While the US perception of Latin American culture and business methods is still plagued with inaccuracies, some stateside companies with nearshore services vendors are speaking out to correct these misunderstandings.
Nigel Storey, COO and Senior Director at Johnson & Johnson Design, recently voiced his opinions of his Latin American partners in a webinar by Sourcing Industry Group (SIG), entitled Partners vs. Providers – Why I Enjoy Working with LatAm Suppliers. The talk gave listeners the chance to learn about some new pros and cons that the buy side is experiencing with Latin companies.
NB: The comments given by Storey represent his own personal opinions and not those of Johnson & Johnson.
Challenged by High Performance
“For us, the main challenge has actually been how advanced some of the Latin American vendors are,” he said. “There’s some really cutting-edge providers out there that have actually pushed my group and my team to advance their knowledge and their skills sets, meaning we had to retool and retrain our own people to keep up with them.”
Culturally, Storey pointed out the fact that Latin providers operate very differently to those in the US, taking a firm approach to project negotiations that many US buyers may not appreciate.
“We all have vendors who “yes” you to death and then don’t deliver, but you don’t find that in Latin America,” he said. “Partners will provide you with an early warning and an alternative (often more efficient) way of doing things, which can worry business leaders who want to push vendors around — they are not order-takers; they will give constructive feedback on how to do things better.”
Site Visits Reveal Resourcefulness
Storey recalled a site visit he did in Brazil, when he walked through the environment during an evaluation of the supplier. During the trip, he noticed an organizational discipline that spoke to him, such as numerous processes and plans sketched out all over the walls, and a dedication to English.
“During many of the site visits I have been on, language has been up to par,” he said. “Many have on-site instruction to further advance English skills.”
Another side that was revealed during his visits was the resourcefulness of the teams, which are “always thinking about creative ways to solve problems,” according to Storey. One case study cited by Storey involved a report with 70 pages of changes that needed to be implemented by 9am the next day.
“We at first thought it was time to go back to the drawing board, but our supplier asked for the list, analysed it, and tried to work out how to accommodate us,” he recalled. “I then worked with them through the night to achieve what we thought was impossible. When you consider the time zone advantage, it would have been far more challenging to do that with a provider in another region.”
Developing Friendships, not just Partnerships
Another challenge that Storey warns about is the kind of no-nonsense personality that Latin business leaders may have, but this shouldn’t be seen as a negative thing. “If you’re going into a relationship with a Latin American provider, and you just want to push them around, there may be a clash you weren’t prepared for, but it can be a benefit toward getting the job done the right way, which may not be your way,” he said.
Oftentimes, clients and partners might have different goals, leading to long and repetitive cycles of negotiations. In the best partnerships, there needs to be overlapping goals between the two companies.
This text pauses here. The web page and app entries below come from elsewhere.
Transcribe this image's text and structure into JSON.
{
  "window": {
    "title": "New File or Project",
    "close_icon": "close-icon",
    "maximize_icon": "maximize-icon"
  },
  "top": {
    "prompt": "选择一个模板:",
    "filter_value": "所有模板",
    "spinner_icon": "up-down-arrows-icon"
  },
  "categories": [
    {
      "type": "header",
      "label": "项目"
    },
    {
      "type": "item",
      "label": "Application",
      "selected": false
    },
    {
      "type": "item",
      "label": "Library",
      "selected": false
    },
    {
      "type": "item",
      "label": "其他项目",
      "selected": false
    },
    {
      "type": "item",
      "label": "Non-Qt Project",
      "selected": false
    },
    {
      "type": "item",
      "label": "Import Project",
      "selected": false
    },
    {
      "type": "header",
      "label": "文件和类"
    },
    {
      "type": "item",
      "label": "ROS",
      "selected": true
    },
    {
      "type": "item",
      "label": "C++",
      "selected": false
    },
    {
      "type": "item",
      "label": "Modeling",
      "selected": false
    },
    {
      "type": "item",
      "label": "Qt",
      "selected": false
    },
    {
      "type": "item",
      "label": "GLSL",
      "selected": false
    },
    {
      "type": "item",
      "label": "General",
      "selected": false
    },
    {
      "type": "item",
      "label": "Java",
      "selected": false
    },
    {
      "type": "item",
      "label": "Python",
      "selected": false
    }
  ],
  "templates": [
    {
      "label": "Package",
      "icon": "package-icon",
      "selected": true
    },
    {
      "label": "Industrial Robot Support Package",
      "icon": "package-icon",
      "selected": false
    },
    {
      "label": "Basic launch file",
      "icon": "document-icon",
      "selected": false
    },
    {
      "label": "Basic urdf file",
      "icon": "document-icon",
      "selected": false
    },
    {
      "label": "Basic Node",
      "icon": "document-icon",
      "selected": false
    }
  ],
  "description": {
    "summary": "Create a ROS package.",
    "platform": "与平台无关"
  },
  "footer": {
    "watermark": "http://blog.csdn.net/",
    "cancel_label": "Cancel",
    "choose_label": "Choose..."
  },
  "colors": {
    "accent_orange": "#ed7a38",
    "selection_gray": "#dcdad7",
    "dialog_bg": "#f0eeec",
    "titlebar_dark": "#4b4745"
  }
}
Thankfully, many suppliers in Latin America approach their work in this way, as friendships and relationships are highly valued in the region, which translates into the work and the passion for the work. “I’ve developed more friendships with Latin American providers than in any other region because of cultural nuances such as this,” said Storey.
This is the reality that US clients must embrace and become accustomed to, as the value of this kind of partnership will eventually pay for itself.